Guest Commentary: Congress needs a five-day work week
Looking at ways to make Congress a stronger, more effective institution, it’s easy for reformers to get dispirited by the sheer complexity of the task. How do you even begin to fix the budget process, or reduce the hold of campaign money on members’ attention, or change the lopsided power equation between Congress and the White House? Yet there is one small improvement that Congress could put into effect right now that would go a long way toward making it a more successful body: extend the congressional work week.
I don’t mean to suggest that members of Congress are sloughing off. Far from it: they work extremely hard. It’s just that much of their work involves tasks other than legislating. Most of the year, they devote only three days a week to this fundamental responsibility; the rest of the time, they’re raising money, giving speeches, politicking in the district, traveling on fact-finding visits, meeting with lobbyists and constituents, and attending to the myriad other responsibilities that contemporary members of Congress believe to be part of their job.
Only during the middle days of the week is their attention focused on the hard and often tedious work of crafting legislative language on difficult policy issues — the core, in the end, of their constitutional reason for being.
Even then, if you spend some time on Capitol Hill, you cannot help but be impressed by the frenzied pace that legislators maintain during the few days they’re there. They rush from one committee hearing to another; they hold countless meetings with lobbyists or groups of constituents, interrupted by a quick dash to the floor for votes; they give speeches, spend much time with the media, attend receptions and fundraising events, and put out dozens of telephone calls. The members of Congress I meet generally seem very tired, and it’s no wonder, given the schedule they keep.
Which is why I often think of a piece of advice I got from the great New York Times newsman James “Scotty” Reston shortly after I arrived in Congress in the mid-1960s. “Make sure,” he told me, “that you take the time to put your feet up on the table, look out the window, and think.” When I repeated this to some members of Congress recently, they just laughed — they recognized good advice when they heard it, but also recognized that getting even a few minutes to reflect at peace seems an impossibility these days.
The manic schedule that members of Congress maintain costs them more than the chance to get their thoughts in order. I would argue, in fact, that it hurts their ability to be effective as legislators. For the simple truth is that good legislating takes time. It demands the patient pursuit of consensus, the working through of alternatives, the ability to test ideas in debate, and a willingness to build the broad consensus that is necessary for effective legislation.
All of this is pretty much impossible if you usually devote only three — or three and a half — days a week to the work of the Congress. Many members don’t have the opportunity to get to know one another well, and therefore to build the trust required to work across party and ideological lines. Time for debate and deliberation — key constitutional responsibilities — gets constrained.

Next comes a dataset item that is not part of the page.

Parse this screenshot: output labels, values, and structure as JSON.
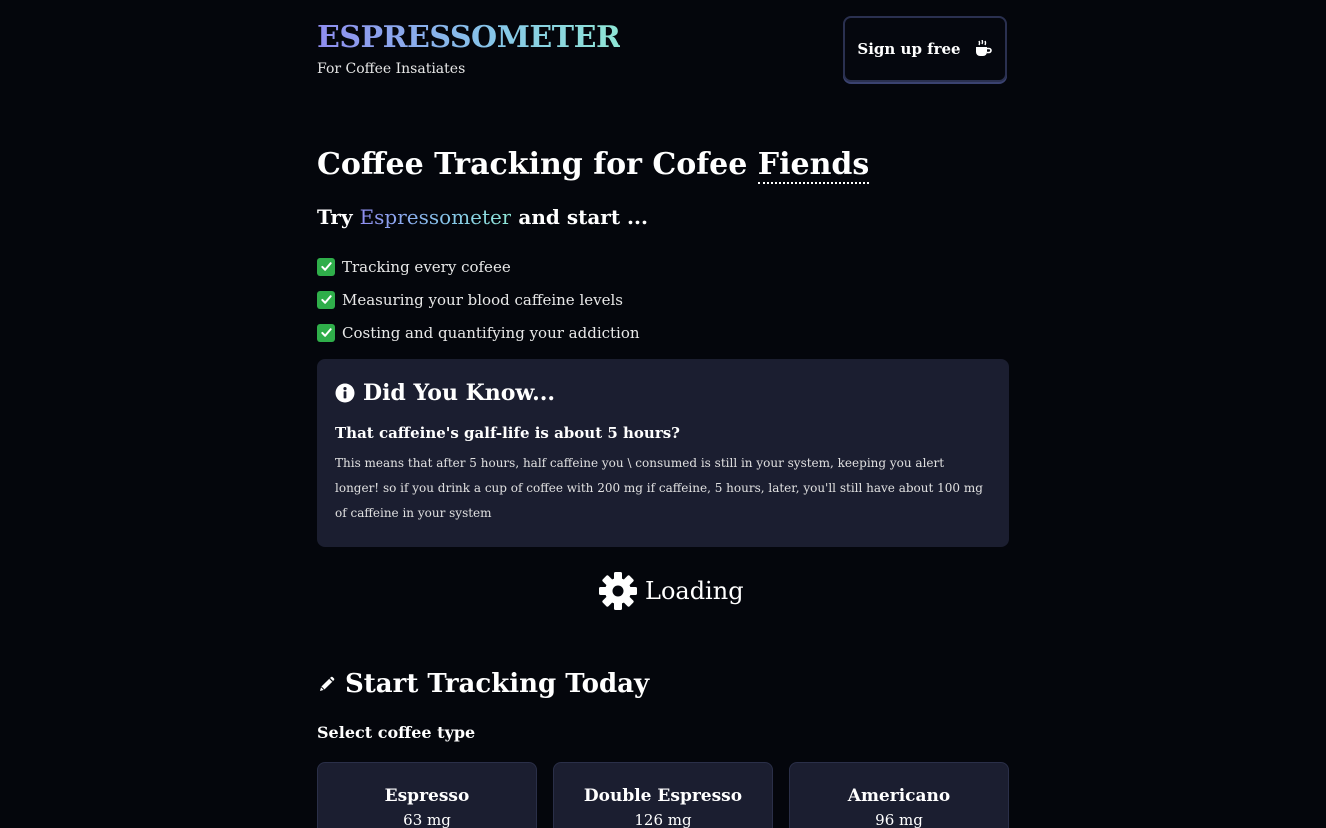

The opportunities multiply for pursuing delaying tactics, playing against the clock, or, in the Senate, threatening a filibuster. Leaders have more leeway to circumvent good democratic process by cramming complex legislation into last-minute, must-pass legislative vehicles. The cramped congressional schedule, in other words, curtails the deliberative process and encourages the dysfunctional habits that the American people have come to identify with Congress.
This is why returning to a five-day work week on Capitol Hill, at least for three out of every four weeks, is so important.
I recognize that it is politically difficult to pull off — the jet airplane has made returning home to the district so easy that members of Congress feel they must do so every Thursday evening or risk alienating their constituents and the local media. But if they’re interested in producing good legislation, there is no substitute for time spent doing so.
A longer work week in Washington would give them the chance to build the ties they need to work together, to craft legislation without constantly looking at the clock, to overcome the delaying tactics that have so frustrated policy-makers in recent years, and to make more rapid progress on the truly difficult issues that confront Congress with such regularity these days. It might even, every so often, give them a chance to put their feet up on the table, look out the window, and spend some time pondering what’s best for the American people.
Lee Hamilton is Director of the Center on Congress at Indiana University. He was a member of the U.S. House of Representatives for 34 years.